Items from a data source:
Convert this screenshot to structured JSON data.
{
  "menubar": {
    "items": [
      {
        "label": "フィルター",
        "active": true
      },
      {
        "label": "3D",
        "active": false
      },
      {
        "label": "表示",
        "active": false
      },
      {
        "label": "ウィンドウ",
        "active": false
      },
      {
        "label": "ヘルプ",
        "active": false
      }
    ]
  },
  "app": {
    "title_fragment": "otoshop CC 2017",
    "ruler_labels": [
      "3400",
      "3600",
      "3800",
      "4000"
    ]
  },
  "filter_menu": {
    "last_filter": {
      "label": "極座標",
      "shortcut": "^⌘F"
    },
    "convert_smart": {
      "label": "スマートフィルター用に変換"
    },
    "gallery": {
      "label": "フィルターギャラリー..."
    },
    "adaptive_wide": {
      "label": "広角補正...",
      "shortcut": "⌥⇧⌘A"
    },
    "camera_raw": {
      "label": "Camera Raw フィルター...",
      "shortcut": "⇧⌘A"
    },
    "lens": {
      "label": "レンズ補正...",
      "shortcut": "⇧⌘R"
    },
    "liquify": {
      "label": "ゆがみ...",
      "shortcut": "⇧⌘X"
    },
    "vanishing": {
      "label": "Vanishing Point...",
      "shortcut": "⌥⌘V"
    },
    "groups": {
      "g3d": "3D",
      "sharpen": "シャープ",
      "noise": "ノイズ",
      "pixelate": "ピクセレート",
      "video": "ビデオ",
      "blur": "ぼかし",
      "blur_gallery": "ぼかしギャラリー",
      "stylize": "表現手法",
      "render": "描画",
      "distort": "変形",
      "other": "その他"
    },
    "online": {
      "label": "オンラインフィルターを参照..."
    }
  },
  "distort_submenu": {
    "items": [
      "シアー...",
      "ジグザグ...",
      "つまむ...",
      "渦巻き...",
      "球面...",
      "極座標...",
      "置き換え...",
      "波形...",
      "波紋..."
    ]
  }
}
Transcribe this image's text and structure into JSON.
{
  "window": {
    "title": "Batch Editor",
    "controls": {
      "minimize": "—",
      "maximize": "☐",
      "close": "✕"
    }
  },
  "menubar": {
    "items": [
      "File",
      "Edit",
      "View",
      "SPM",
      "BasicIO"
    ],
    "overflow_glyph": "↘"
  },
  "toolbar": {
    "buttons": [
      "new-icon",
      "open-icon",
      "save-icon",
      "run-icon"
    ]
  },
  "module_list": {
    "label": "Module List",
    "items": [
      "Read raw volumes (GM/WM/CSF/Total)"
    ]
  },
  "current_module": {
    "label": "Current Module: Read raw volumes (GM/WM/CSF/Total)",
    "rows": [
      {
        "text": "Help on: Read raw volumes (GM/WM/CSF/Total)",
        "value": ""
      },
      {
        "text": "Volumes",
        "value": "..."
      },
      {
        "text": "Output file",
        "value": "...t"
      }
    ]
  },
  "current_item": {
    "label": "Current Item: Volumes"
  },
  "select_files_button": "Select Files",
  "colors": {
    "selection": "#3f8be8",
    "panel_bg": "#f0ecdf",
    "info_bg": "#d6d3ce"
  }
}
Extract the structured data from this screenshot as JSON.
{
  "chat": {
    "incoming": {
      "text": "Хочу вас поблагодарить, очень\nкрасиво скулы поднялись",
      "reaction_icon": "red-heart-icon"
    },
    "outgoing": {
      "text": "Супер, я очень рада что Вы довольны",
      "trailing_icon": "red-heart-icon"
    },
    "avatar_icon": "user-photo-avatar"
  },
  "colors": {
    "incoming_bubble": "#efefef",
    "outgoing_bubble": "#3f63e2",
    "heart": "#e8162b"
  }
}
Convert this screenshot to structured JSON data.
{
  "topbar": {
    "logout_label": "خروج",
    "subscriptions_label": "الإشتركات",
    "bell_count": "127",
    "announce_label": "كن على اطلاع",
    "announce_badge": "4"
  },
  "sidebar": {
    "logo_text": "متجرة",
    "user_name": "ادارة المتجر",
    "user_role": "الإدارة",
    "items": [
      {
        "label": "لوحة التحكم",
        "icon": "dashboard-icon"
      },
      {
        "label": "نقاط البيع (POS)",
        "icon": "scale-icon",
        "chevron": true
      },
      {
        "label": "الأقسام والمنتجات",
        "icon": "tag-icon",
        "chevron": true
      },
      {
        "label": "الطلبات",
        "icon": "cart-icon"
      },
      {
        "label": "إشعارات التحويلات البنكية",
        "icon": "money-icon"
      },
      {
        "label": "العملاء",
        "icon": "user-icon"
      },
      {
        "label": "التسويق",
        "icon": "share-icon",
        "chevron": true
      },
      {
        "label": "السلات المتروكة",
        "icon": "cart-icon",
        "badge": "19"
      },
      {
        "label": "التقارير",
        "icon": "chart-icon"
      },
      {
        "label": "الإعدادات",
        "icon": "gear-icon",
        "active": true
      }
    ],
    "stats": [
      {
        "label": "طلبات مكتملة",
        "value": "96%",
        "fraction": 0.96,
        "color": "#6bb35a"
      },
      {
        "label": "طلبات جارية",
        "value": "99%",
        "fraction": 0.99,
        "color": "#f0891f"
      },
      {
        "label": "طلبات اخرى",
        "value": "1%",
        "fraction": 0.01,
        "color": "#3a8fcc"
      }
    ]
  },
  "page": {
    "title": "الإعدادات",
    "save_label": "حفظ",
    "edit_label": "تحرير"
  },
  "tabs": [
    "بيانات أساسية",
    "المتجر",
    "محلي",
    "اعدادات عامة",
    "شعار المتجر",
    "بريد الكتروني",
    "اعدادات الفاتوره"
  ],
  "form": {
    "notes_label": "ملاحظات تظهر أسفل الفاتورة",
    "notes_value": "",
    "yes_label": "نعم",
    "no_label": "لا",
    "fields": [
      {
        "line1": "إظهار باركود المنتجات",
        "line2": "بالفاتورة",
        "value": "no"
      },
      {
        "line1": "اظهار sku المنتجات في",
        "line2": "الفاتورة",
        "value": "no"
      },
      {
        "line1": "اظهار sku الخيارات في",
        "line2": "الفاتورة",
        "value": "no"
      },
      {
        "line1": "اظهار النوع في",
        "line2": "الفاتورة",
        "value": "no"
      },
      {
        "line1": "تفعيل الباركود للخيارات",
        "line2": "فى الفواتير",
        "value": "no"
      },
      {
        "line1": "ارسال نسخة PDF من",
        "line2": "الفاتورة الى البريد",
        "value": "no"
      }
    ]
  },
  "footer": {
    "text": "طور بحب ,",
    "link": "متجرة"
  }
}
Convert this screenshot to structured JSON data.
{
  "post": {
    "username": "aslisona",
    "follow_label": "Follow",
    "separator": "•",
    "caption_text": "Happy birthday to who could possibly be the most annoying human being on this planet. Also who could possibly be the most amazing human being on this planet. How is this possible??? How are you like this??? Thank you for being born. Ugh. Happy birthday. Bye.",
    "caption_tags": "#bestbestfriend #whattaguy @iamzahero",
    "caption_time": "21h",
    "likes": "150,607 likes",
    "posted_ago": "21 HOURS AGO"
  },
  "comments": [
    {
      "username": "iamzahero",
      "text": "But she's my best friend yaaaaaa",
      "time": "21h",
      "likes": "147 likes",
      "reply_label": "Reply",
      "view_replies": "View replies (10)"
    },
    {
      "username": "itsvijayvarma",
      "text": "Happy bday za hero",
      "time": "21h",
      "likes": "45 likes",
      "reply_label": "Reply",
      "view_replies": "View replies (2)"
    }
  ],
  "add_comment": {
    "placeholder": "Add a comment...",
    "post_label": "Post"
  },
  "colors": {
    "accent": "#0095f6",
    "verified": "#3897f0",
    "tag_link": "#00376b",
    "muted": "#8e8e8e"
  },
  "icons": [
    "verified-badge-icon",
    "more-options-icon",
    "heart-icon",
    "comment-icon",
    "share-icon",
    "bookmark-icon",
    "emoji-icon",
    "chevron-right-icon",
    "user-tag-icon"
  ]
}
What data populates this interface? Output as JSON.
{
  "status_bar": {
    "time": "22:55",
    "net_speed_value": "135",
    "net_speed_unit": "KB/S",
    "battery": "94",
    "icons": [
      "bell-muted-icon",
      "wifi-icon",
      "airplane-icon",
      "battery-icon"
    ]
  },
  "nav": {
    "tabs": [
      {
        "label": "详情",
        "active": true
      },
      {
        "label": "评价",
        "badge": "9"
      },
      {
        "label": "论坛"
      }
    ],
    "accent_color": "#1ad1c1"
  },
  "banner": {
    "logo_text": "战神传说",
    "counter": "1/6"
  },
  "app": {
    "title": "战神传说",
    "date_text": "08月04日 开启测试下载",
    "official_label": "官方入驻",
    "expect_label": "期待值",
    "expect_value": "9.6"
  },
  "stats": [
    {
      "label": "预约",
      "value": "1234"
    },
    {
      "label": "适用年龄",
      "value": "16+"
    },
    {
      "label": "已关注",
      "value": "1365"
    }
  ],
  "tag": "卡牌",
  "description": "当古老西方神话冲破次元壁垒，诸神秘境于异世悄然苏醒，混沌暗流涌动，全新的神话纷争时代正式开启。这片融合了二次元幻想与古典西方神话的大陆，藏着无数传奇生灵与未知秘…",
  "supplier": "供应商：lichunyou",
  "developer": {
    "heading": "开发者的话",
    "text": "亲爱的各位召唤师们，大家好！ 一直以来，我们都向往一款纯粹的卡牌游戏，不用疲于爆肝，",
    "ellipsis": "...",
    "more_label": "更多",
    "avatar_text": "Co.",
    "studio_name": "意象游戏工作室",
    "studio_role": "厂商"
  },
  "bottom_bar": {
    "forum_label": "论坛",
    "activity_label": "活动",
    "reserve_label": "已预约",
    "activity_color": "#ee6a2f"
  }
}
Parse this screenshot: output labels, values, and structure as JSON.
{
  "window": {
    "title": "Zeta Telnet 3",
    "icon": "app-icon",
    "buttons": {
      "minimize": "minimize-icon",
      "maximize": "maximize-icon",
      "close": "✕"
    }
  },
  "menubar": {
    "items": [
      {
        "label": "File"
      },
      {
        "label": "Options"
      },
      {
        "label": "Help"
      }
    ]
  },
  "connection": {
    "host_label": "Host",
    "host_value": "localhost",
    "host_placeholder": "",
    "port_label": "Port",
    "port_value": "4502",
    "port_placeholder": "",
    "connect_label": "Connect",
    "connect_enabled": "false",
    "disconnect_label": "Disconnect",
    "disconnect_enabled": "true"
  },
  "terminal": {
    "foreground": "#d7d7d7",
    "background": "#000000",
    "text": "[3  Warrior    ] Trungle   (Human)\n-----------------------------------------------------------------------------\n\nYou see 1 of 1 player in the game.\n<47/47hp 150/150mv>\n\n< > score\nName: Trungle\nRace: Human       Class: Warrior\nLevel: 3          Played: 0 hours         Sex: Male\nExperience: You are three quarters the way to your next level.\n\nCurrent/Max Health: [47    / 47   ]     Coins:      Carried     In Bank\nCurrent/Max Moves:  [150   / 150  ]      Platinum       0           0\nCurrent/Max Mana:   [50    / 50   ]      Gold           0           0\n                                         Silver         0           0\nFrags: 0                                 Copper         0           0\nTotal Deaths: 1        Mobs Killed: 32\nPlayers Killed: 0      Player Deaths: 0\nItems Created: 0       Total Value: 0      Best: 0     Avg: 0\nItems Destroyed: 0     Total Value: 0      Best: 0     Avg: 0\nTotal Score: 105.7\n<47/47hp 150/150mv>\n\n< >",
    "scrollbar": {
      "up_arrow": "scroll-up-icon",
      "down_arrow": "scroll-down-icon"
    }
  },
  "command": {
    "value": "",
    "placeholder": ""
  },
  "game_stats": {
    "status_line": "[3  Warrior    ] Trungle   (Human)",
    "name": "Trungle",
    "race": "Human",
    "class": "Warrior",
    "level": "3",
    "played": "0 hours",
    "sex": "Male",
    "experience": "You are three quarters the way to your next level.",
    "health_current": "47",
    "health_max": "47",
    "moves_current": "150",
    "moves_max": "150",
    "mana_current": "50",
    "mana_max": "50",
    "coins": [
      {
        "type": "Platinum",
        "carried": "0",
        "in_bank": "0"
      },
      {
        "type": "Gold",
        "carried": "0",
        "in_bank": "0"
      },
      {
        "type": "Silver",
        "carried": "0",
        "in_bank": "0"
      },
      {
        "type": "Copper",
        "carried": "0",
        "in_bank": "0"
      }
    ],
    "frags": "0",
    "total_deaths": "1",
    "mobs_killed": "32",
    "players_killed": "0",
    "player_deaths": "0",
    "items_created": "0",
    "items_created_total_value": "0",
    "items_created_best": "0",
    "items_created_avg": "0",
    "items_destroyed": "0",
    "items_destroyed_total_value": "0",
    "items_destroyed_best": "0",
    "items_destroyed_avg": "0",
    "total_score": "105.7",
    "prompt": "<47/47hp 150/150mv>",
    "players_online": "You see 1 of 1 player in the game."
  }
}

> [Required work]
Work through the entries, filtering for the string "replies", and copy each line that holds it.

> [Output for this exercise]
      "view_replies": "View replies (10)"
      "view_replies": "View replies (2)"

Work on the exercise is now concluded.